The Economist breaks down the findings of a recent study explaining the evolution of the violin’s design.
Biological evolution happens by random mutation and selection. Technological evolution involves selection, too. Products preferred by customers are the ones that reproduce. But since technology is the product of conscious design, the mutation part of the process might reasonably be assumed to be deliberate rather than random.
A study just published in the Proceedings of the Royal Society suggests, however, that this is not always the case. Nicholas Makris and his colleagues at the Massachusetts Institute of Technology, in collaboration with Roman Barnas, a violin maker at the North Bennet Street School, in Boston, have been looking at the evolution of that instrument. One aspect of the process intrigued them in particular—the changing shape, over the years, of the holes in a violin’s body that allow the sound to emerge.
Eink, E-paper, Think Ink – Collin shares six segments pondering the unusual low-power display technology that somehow still seems a bit sci-fi – http://adafruit.com/thinkink

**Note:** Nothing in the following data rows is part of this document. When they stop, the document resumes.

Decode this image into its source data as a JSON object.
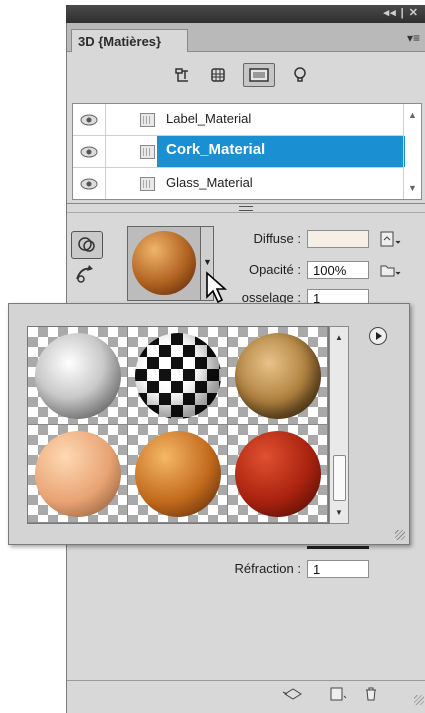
{
  "panel": {
    "collapse_controls": "◂◂ | ✕",
    "tab_title": "3D {Matières}",
    "panel_menu_icon": "panel-menu-icon"
  },
  "filter_icons": [
    "scene-filter-icon",
    "mesh-filter-icon",
    "materials-filter-icon",
    "light-filter-icon"
  ],
  "materials": [
    {
      "label": "Label_Material",
      "selected": false
    },
    {
      "label": "Cork_Material",
      "selected": true
    },
    {
      "label": "Glass_Material",
      "selected": false
    }
  ],
  "properties": {
    "diffuse_label": "Diffuse :",
    "opacity_label": "Opacité :",
    "opacity_value": "100%",
    "bump_label": "osselage :",
    "bump_value": "1",
    "refraction_label": "Réfraction :",
    "refraction_value": "1"
  },
  "preset_popup": {
    "swatches": [
      "white-stone",
      "checker",
      "cork-rough",
      "skin",
      "cork",
      "red-plastic"
    ]
  },
  "colors": {
    "selection": "#1a8fd2",
    "panel_bg": "#d8d8d8"
  }
}
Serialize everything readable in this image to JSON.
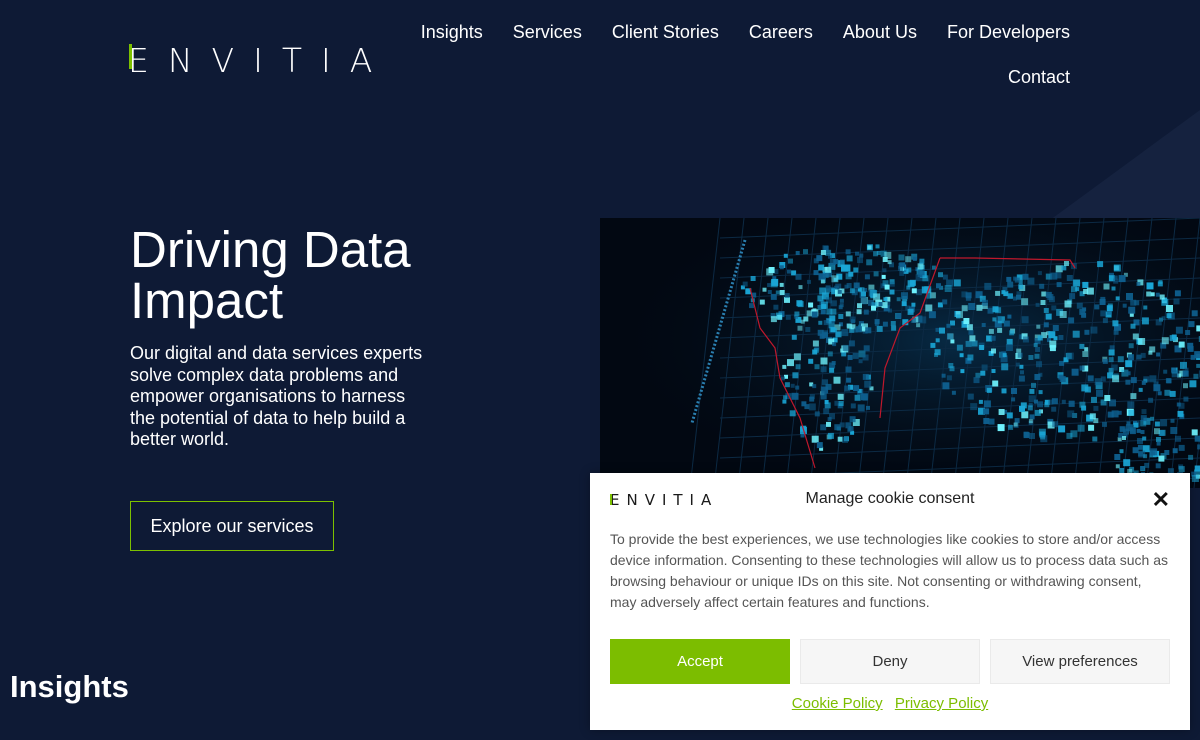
{
  "brand": {
    "name_first": "E",
    "name_rest": "NVITIA",
    "accent": "#7cc000",
    "background": "#0e1a35"
  },
  "nav": {
    "items": [
      "Insights",
      "Services",
      "Client Stories",
      "Careers",
      "About Us",
      "For Developers"
    ],
    "contact": "Contact"
  },
  "hero": {
    "title": "Driving Data Impact",
    "text": "Our digital and data services experts solve complex data problems and empower organisations to harness the potential of data to help build a better world.",
    "cta": "Explore our services",
    "image_icon": "world-map-data-grid-image"
  },
  "section": {
    "title": "Insights"
  },
  "cookie": {
    "logo_first": "E",
    "logo_rest": "NVITIA",
    "title": "Manage cookie consent",
    "close": "✕",
    "text": "To provide the best experiences, we use technologies like cookies to store and/or access device information. Consenting to these technologies will allow us to process data such as browsing behaviour or unique IDs on this site. Not consenting or withdrawing consent, may adversely affect certain features and functions.",
    "accept": "Accept",
    "deny": "Deny",
    "preferences": "View preferences",
    "cookie_policy": "Cookie Policy",
    "privacy_policy": "Privacy Policy",
    "accept_color": "#7cbd00"
  }
}
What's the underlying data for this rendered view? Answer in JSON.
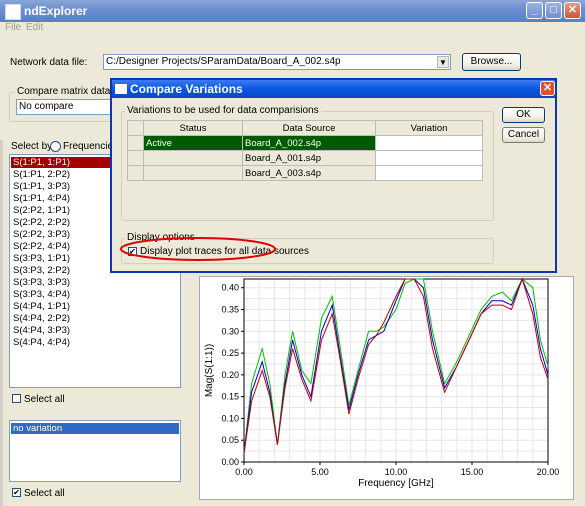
{
  "window": {
    "title": "ndExplorer",
    "menu": [
      "File",
      "Edit"
    ]
  },
  "network": {
    "label": "Network data file:",
    "value": "C:/Designer Projects/SParamData/Board_A_002.s4p",
    "browse_label": "Browse..."
  },
  "compare": {
    "group_label": "Compare matrix data",
    "value": "No compare"
  },
  "select_by": {
    "label": "Select by:",
    "option": "Frequencies"
  },
  "sparams": [
    "S(1:P1, 1:P1)",
    "S(1:P1, 2:P2)",
    "S(1:P1, 3:P3)",
    "S(1:P1, 4:P4)",
    "S(2:P2, 1:P1)",
    "S(2:P2, 2:P2)",
    "S(2:P2, 3:P3)",
    "S(2:P2, 4:P4)",
    "S(3:P3, 1:P1)",
    "S(3:P3, 2:P2)",
    "S(3:P3, 3:P3)",
    "S(3:P3, 4:P4)",
    "S(4:P4, 1:P1)",
    "S(4:P4, 2:P2)",
    "S(4:P4, 3:P3)",
    "S(4:P4, 4:P4)"
  ],
  "select_all_1": "Select all",
  "variation_list": [
    "no variation"
  ],
  "select_all_2": "Select all",
  "dialog": {
    "title": "Compare Variations",
    "group_label": "Variations to be used for data comparisions",
    "columns": [
      "Status",
      "Data Source",
      "Variation"
    ],
    "rows": [
      {
        "status": "Active",
        "source": "Board_A_002.s4p",
        "variation": ""
      },
      {
        "status": "",
        "source": "Board_A_001.s4p",
        "variation": ""
      },
      {
        "status": "",
        "source": "Board_A_003.s4p",
        "variation": ""
      }
    ],
    "ok_label": "OK",
    "cancel_label": "Cancel",
    "display_group": "Display options",
    "display_checkbox": "Display plot traces for all data sources"
  },
  "colors": {
    "selected_item": "#a30000",
    "active_row": "#005a00",
    "list_selection": "#316ac5",
    "annotation_ellipse": "#e00000"
  },
  "chart_data": {
    "type": "line",
    "xlabel": "Frequency [GHz]",
    "ylabel": "Mag(S(1:1))",
    "xticks": [
      "0.00",
      "5.00",
      "10.00",
      "15.00",
      "20.00"
    ],
    "yticks": [
      "0.00",
      "0.05",
      "0.10",
      "0.15",
      "0.20",
      "0.25",
      "0.30",
      "0.35",
      "0.40"
    ],
    "xlim": [
      0,
      20
    ],
    "ylim": [
      0,
      0.42
    ],
    "series": [
      {
        "color": "#00c000",
        "points": [
          [
            0,
            0.02
          ],
          [
            0.5,
            0.18
          ],
          [
            1.2,
            0.26
          ],
          [
            1.7,
            0.18
          ],
          [
            2.2,
            0.04
          ],
          [
            2.7,
            0.2
          ],
          [
            3.2,
            0.3
          ],
          [
            3.8,
            0.21
          ],
          [
            4.4,
            0.18
          ],
          [
            5.1,
            0.33
          ],
          [
            5.8,
            0.38
          ],
          [
            6.3,
            0.27
          ],
          [
            6.9,
            0.13
          ],
          [
            7.5,
            0.21
          ],
          [
            8.2,
            0.3
          ],
          [
            8.7,
            0.3
          ],
          [
            9.2,
            0.31
          ],
          [
            10.0,
            0.35
          ],
          [
            10.6,
            0.41
          ],
          [
            11.2,
            0.42
          ],
          [
            11.8,
            0.42
          ],
          [
            12.4,
            0.3
          ],
          [
            13.2,
            0.18
          ],
          [
            14.0,
            0.23
          ],
          [
            14.8,
            0.29
          ],
          [
            15.6,
            0.35
          ],
          [
            16.3,
            0.38
          ],
          [
            17.0,
            0.39
          ],
          [
            17.6,
            0.37
          ],
          [
            18.3,
            0.42
          ],
          [
            19.0,
            0.4
          ],
          [
            19.5,
            0.28
          ],
          [
            20.0,
            0.22
          ]
        ]
      },
      {
        "color": "#0000d0",
        "points": [
          [
            0,
            0.02
          ],
          [
            0.5,
            0.16
          ],
          [
            1.2,
            0.23
          ],
          [
            1.7,
            0.16
          ],
          [
            2.2,
            0.04
          ],
          [
            2.7,
            0.18
          ],
          [
            3.2,
            0.28
          ],
          [
            3.8,
            0.2
          ],
          [
            4.4,
            0.15
          ],
          [
            5.1,
            0.3
          ],
          [
            5.8,
            0.36
          ],
          [
            6.3,
            0.25
          ],
          [
            6.9,
            0.12
          ],
          [
            7.5,
            0.2
          ],
          [
            8.2,
            0.28
          ],
          [
            8.7,
            0.29
          ],
          [
            9.2,
            0.3
          ],
          [
            10.0,
            0.37
          ],
          [
            10.6,
            0.42
          ],
          [
            11.2,
            0.42
          ],
          [
            11.8,
            0.4
          ],
          [
            12.4,
            0.28
          ],
          [
            13.2,
            0.17
          ],
          [
            14.0,
            0.22
          ],
          [
            14.8,
            0.28
          ],
          [
            15.6,
            0.34
          ],
          [
            16.3,
            0.37
          ],
          [
            17.0,
            0.37
          ],
          [
            17.6,
            0.36
          ],
          [
            18.3,
            0.42
          ],
          [
            19.0,
            0.36
          ],
          [
            19.5,
            0.26
          ],
          [
            20.0,
            0.2
          ]
        ]
      },
      {
        "color": "#c00000",
        "points": [
          [
            0,
            0.02
          ],
          [
            0.5,
            0.14
          ],
          [
            1.2,
            0.21
          ],
          [
            1.7,
            0.15
          ],
          [
            2.2,
            0.04
          ],
          [
            2.7,
            0.17
          ],
          [
            3.2,
            0.26
          ],
          [
            3.8,
            0.19
          ],
          [
            4.4,
            0.14
          ],
          [
            5.1,
            0.28
          ],
          [
            5.8,
            0.34
          ],
          [
            6.3,
            0.24
          ],
          [
            6.9,
            0.11
          ],
          [
            7.5,
            0.19
          ],
          [
            8.2,
            0.27
          ],
          [
            8.7,
            0.29
          ],
          [
            9.2,
            0.32
          ],
          [
            10.0,
            0.38
          ],
          [
            10.6,
            0.42
          ],
          [
            11.2,
            0.42
          ],
          [
            11.8,
            0.38
          ],
          [
            12.4,
            0.26
          ],
          [
            13.2,
            0.16
          ],
          [
            14.0,
            0.22
          ],
          [
            14.8,
            0.28
          ],
          [
            15.6,
            0.34
          ],
          [
            16.3,
            0.36
          ],
          [
            17.0,
            0.36
          ],
          [
            17.6,
            0.35
          ],
          [
            18.3,
            0.42
          ],
          [
            19.0,
            0.34
          ],
          [
            19.5,
            0.24
          ],
          [
            20.0,
            0.19
          ]
        ]
      }
    ]
  }
}
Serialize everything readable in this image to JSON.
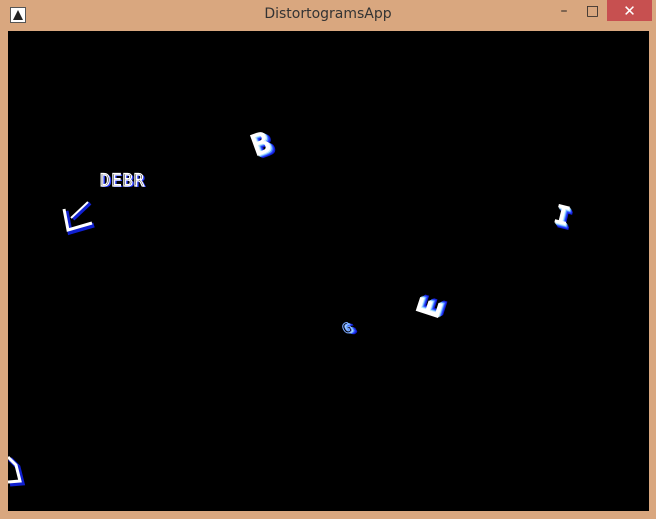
{
  "window": {
    "title": "DistortogramsApp",
    "minimize_glyph": "–",
    "maximize_glyph": "□",
    "close_glyph": "✕"
  },
  "scene": {
    "word": "DEBR",
    "floating_letters": [
      "B",
      "I",
      "E",
      "G"
    ],
    "colors": {
      "background": "#000000",
      "letter_fill": "#ffffff",
      "letter_shade": "#2a3cff",
      "frame": "#d9a77f"
    }
  }
}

Stop breadboarding and soldering – start making immediately! Adafruit’s Circuit Playground is jam-packed with LEDs, sensors, buttons, alligator clip pads and more. Build projects with Circuit Playground in a few minutes with the drag-and-drop MakeCode programming site, learn computer science using the CS Discoveries class on code.org, jump into CircuitPython to learn Python and hardware together, TinyGO, or even use the Arduino IDE. Circuit Playground Express is the newest and best Circuit Playground board, with support for CircuitPython, MakeCode, and Arduino. It has a powerful processor, 10 NeoPixels, mini speaker, InfraRed receive and transmit, two buttons, a switch, 14 alligator clip pads, and lots of sensors: capacitive touch, IR proximity, temperature, light, motion and sound. A whole wide world of electronics and coding is waiting for you, and it fits in the palm of your hand.